## [Task to carry out]
Could you filter the data below down to the lines that hold the word "this"?

## [Dataset excerpts]

........

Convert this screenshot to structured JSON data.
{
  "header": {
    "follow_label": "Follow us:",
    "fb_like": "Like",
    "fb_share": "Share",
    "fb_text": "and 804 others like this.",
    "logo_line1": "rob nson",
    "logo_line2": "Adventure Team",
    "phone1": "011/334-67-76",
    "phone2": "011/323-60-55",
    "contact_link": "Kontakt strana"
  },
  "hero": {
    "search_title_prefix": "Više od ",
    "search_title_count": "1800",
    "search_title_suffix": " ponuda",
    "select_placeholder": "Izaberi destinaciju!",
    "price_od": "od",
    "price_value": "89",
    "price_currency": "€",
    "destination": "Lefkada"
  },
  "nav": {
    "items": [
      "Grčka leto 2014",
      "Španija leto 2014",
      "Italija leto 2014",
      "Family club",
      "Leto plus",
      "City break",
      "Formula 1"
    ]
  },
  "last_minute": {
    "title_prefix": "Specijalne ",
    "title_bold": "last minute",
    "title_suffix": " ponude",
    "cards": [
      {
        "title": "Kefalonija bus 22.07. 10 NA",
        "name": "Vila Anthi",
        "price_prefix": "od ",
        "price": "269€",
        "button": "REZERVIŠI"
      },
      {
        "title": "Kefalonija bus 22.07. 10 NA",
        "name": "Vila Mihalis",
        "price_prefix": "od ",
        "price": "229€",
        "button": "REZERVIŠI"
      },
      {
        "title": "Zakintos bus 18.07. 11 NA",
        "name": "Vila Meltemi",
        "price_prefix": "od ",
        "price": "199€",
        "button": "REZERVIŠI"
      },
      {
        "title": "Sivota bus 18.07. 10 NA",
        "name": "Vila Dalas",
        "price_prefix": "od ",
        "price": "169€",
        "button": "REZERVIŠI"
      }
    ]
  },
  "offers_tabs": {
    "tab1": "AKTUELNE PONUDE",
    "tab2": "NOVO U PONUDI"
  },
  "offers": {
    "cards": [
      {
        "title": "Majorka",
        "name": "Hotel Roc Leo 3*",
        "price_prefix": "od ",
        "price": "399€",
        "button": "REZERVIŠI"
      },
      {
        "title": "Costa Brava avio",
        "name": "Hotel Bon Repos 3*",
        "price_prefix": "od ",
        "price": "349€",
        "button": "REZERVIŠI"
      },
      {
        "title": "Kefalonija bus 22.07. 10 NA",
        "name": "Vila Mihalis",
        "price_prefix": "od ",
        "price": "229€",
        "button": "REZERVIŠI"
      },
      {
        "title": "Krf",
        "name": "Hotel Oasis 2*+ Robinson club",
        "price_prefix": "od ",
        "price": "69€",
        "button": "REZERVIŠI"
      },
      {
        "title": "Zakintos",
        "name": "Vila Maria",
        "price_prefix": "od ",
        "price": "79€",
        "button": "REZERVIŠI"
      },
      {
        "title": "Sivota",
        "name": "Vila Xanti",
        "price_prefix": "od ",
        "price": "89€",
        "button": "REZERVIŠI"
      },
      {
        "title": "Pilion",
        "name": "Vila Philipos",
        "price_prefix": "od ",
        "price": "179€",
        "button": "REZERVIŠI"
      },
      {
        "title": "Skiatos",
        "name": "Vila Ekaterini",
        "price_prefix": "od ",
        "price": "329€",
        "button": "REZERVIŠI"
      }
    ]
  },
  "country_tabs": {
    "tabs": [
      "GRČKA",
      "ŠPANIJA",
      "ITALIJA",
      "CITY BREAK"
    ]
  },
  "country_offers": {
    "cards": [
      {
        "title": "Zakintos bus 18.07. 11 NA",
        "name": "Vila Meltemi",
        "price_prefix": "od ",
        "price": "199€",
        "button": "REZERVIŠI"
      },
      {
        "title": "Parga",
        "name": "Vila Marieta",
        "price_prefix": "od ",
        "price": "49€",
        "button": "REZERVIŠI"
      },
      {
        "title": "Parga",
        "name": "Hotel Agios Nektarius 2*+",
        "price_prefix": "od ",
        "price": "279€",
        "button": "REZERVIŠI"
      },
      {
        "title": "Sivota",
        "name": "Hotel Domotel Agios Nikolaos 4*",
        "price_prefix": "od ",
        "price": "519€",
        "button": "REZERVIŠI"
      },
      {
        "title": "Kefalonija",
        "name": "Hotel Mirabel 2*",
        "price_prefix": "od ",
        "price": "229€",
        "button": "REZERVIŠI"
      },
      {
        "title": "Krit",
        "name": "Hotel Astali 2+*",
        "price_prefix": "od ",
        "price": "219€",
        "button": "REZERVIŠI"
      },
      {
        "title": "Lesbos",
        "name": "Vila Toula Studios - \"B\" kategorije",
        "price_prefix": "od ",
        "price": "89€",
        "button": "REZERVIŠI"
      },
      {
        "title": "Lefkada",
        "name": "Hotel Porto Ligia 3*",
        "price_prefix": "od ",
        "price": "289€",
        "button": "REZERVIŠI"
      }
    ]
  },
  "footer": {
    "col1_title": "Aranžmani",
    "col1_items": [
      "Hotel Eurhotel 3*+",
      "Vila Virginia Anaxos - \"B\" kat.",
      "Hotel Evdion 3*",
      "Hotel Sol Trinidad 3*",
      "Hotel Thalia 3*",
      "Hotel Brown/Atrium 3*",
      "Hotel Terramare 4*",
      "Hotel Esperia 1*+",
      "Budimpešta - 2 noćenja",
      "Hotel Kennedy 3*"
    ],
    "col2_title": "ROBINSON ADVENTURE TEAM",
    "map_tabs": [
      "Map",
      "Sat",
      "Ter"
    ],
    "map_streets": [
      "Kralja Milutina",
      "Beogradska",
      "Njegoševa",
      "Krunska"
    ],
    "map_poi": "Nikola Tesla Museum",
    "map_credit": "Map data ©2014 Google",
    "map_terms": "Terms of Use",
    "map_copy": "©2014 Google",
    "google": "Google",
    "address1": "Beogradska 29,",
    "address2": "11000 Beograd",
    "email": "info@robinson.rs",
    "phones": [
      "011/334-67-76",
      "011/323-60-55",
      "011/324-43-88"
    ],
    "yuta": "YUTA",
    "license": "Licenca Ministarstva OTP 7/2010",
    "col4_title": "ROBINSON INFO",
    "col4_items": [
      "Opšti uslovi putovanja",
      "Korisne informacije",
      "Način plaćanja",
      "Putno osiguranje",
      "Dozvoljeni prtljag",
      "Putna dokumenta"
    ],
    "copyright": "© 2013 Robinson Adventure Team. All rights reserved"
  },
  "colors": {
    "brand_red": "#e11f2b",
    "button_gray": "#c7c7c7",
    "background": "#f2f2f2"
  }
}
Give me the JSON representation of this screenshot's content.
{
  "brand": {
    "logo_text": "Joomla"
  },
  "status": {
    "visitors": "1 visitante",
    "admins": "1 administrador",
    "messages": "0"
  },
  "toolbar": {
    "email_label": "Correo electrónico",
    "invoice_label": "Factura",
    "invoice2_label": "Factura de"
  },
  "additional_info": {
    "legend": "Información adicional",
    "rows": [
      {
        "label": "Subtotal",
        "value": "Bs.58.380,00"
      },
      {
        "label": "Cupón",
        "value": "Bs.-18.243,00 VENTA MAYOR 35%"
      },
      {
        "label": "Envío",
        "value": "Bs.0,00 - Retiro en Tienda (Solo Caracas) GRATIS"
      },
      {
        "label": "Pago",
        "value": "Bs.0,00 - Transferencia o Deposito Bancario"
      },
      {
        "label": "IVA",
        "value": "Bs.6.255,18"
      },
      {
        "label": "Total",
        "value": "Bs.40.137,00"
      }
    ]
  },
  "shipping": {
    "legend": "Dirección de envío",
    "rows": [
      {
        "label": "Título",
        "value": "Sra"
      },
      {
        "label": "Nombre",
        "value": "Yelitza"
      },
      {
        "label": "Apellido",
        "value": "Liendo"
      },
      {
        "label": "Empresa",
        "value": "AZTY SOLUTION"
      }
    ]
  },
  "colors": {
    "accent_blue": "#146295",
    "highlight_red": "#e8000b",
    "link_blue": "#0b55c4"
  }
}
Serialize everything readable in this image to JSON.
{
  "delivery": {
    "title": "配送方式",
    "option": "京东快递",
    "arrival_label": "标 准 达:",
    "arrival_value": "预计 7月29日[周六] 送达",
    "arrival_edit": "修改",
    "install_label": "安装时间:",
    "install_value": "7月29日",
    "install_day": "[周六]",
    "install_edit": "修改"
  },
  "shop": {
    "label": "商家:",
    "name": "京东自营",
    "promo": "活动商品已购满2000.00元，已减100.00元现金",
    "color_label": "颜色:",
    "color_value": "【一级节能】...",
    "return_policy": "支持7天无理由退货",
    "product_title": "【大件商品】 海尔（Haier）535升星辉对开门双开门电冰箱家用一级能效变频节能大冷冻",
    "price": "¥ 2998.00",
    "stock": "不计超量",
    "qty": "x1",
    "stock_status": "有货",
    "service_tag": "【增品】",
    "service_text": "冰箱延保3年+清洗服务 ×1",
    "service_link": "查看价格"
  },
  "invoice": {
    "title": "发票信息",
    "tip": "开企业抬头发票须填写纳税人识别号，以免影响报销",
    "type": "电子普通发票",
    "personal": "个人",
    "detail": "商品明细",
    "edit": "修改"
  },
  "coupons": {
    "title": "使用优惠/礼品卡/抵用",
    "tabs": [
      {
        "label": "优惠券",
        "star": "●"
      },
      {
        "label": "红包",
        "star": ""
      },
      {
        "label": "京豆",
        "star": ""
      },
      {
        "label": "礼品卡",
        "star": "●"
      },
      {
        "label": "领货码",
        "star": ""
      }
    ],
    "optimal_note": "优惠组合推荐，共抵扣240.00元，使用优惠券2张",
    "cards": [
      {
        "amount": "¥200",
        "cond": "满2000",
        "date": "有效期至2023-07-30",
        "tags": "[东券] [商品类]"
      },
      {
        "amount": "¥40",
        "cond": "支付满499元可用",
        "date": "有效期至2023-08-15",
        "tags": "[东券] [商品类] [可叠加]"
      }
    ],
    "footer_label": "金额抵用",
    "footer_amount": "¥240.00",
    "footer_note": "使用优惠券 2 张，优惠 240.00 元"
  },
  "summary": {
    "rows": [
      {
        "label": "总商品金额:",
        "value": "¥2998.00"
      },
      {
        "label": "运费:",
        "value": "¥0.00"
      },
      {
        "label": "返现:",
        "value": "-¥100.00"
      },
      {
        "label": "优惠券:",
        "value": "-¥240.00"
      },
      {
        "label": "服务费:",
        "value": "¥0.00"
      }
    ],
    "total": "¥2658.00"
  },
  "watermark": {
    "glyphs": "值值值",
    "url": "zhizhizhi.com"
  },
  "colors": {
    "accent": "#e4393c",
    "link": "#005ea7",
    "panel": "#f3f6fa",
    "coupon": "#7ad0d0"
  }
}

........

## [Expected answer]
Convert this screenshot to structured JSON data.
    "fb_text": "and 804 others like this.",
Give me the JSON representation of this screenshot's content.
Serialize everything readable in this image to JSON.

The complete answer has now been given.